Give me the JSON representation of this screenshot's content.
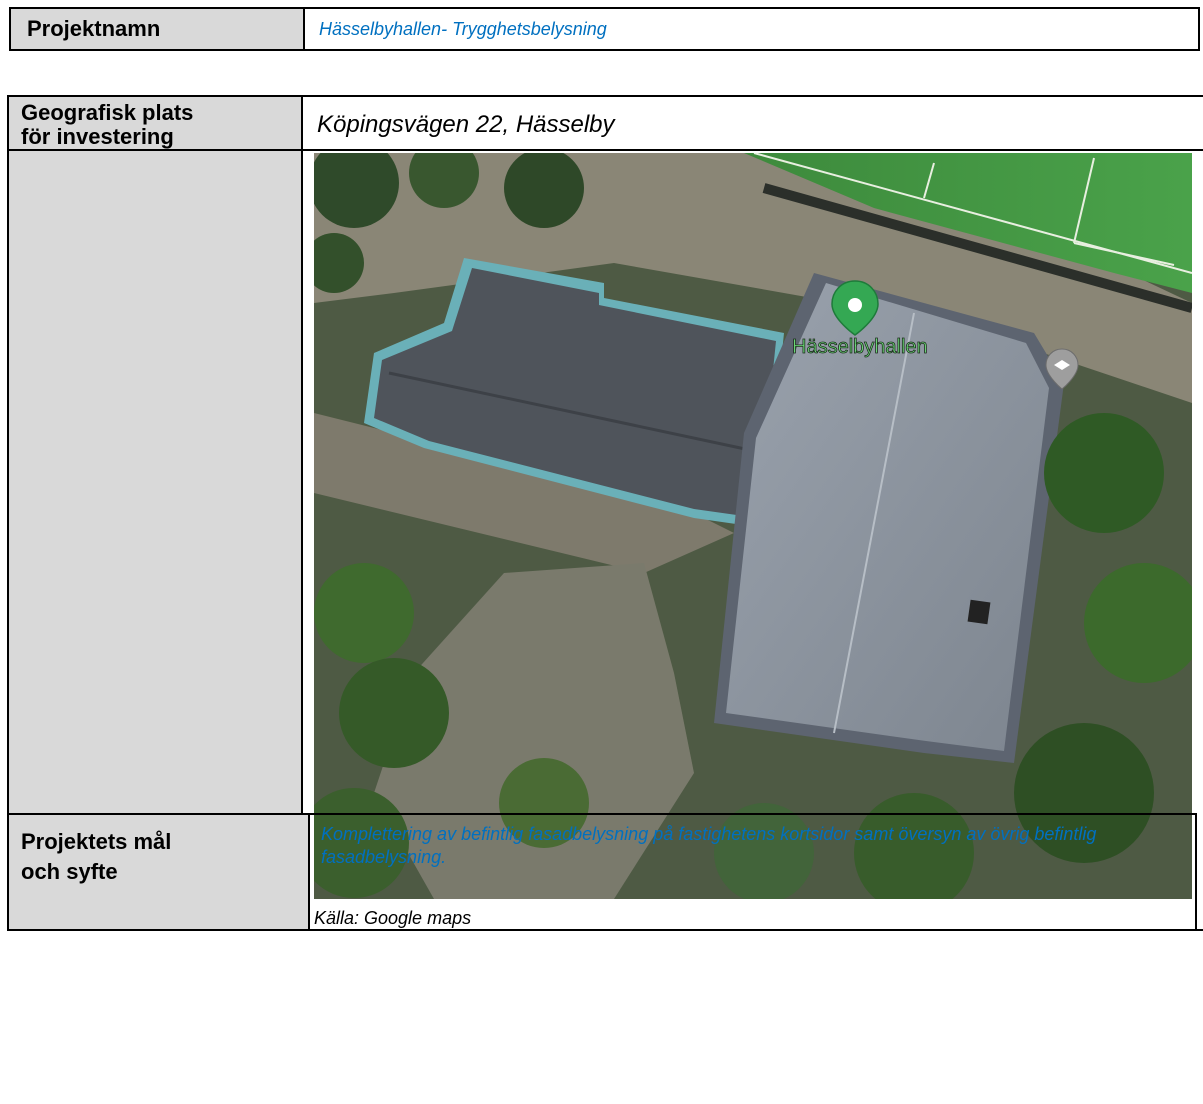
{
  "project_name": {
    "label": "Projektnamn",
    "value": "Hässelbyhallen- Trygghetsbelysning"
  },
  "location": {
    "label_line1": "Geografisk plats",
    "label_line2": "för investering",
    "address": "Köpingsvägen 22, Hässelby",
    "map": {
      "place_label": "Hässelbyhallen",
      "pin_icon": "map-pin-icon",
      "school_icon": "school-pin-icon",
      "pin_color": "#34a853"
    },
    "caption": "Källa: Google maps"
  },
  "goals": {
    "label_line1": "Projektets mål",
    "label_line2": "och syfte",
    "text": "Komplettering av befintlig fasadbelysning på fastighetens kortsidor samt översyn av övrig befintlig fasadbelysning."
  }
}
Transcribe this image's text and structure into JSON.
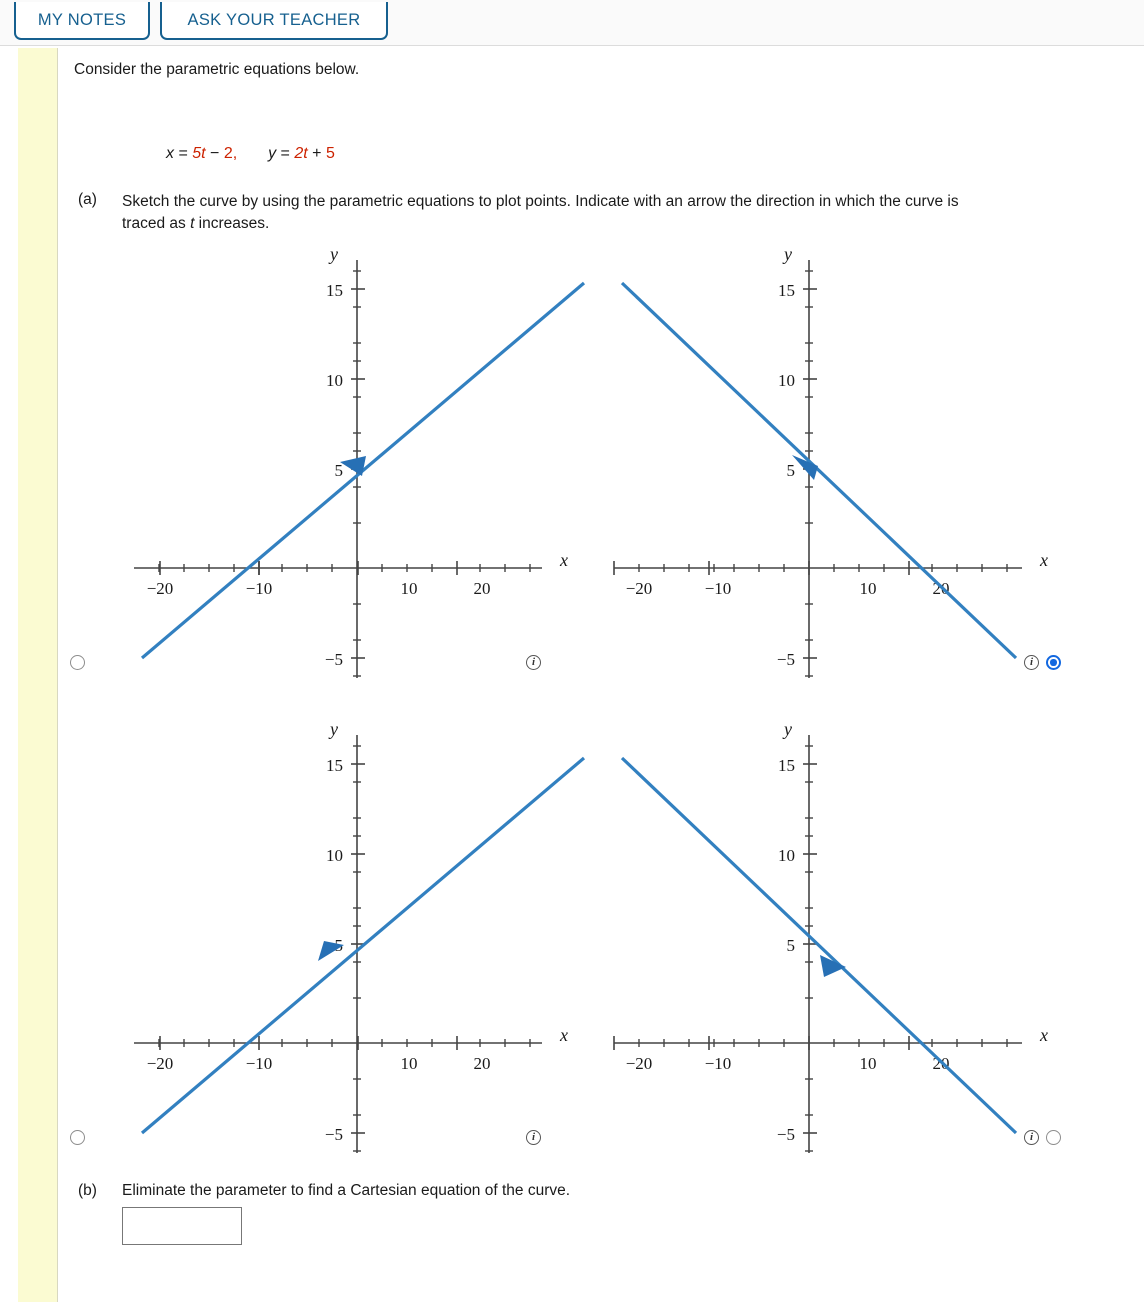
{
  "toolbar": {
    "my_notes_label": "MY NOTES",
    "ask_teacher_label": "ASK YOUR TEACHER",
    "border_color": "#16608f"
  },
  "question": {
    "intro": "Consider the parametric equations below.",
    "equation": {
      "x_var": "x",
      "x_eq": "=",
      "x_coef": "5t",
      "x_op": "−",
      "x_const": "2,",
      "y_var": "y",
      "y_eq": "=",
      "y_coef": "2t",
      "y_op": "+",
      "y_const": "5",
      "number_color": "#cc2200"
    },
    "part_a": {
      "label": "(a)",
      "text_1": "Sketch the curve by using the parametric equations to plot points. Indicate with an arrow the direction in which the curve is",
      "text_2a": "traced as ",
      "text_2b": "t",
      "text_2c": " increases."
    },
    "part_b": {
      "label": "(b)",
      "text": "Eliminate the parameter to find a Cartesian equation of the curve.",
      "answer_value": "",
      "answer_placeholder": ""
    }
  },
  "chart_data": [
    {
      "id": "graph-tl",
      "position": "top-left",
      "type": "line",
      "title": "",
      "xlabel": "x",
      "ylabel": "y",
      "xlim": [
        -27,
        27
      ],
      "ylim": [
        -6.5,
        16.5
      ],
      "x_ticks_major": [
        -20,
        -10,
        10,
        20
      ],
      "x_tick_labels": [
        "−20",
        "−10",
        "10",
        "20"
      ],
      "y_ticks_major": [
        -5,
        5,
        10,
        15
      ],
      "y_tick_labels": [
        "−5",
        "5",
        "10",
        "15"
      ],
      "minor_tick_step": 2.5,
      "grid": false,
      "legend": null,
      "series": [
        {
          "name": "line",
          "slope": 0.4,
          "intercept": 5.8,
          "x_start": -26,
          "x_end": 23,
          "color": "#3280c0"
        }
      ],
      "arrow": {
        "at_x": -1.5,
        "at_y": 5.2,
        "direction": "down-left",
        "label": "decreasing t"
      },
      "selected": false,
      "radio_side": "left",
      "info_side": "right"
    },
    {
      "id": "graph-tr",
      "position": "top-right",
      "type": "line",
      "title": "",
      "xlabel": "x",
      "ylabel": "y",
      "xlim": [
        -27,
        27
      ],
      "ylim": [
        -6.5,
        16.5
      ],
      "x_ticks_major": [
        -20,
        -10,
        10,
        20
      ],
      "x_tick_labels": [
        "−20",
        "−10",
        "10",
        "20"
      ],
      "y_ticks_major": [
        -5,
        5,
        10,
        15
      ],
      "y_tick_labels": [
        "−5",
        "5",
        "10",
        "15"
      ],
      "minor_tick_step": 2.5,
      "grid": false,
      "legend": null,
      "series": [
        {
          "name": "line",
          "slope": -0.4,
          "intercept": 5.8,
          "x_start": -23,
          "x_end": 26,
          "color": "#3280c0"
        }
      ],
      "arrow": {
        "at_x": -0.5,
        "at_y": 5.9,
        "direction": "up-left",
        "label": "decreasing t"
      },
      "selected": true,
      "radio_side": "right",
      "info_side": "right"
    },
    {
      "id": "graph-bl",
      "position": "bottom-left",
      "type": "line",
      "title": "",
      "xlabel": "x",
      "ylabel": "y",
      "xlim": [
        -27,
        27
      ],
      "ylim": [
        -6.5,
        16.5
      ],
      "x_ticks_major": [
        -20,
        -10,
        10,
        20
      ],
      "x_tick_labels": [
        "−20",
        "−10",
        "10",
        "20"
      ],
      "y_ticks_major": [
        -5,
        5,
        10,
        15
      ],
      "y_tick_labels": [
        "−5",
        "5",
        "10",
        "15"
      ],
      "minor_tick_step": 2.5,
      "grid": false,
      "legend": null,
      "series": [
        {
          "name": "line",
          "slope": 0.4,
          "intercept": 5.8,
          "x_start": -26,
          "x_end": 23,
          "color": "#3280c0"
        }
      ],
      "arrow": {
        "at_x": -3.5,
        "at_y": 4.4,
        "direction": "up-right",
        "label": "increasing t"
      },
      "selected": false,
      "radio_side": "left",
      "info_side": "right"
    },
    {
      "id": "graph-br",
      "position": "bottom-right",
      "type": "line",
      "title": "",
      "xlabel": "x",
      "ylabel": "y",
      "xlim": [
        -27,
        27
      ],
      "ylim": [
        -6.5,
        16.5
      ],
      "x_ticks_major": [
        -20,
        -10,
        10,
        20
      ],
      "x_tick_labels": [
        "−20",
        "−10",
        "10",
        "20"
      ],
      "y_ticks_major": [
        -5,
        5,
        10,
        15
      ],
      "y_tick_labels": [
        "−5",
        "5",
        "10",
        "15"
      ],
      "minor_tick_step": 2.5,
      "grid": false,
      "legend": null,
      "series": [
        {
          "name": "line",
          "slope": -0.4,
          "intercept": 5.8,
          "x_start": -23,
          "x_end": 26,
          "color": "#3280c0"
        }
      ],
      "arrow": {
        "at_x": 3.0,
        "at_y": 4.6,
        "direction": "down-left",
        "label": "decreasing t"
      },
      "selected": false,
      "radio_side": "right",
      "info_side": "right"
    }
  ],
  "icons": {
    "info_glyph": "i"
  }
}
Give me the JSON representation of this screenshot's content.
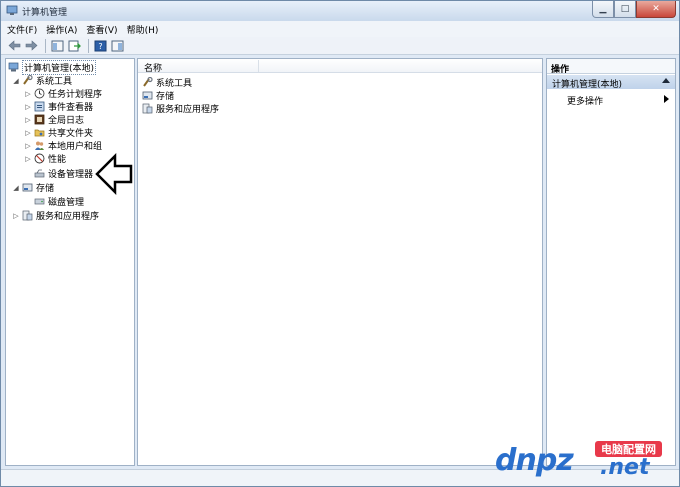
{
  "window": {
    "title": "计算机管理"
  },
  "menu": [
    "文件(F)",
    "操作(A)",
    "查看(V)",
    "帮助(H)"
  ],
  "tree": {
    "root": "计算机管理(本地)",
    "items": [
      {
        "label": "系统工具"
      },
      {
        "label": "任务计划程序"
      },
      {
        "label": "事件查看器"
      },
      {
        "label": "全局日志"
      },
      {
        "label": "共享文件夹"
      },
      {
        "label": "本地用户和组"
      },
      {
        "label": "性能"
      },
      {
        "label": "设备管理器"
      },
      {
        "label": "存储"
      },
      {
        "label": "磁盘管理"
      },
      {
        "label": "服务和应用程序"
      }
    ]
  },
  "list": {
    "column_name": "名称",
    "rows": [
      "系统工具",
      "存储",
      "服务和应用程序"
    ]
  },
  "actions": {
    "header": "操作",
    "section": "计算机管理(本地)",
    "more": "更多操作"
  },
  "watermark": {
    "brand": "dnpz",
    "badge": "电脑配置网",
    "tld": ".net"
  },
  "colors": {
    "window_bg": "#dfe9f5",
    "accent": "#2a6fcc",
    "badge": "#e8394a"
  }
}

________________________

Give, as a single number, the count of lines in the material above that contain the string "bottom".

2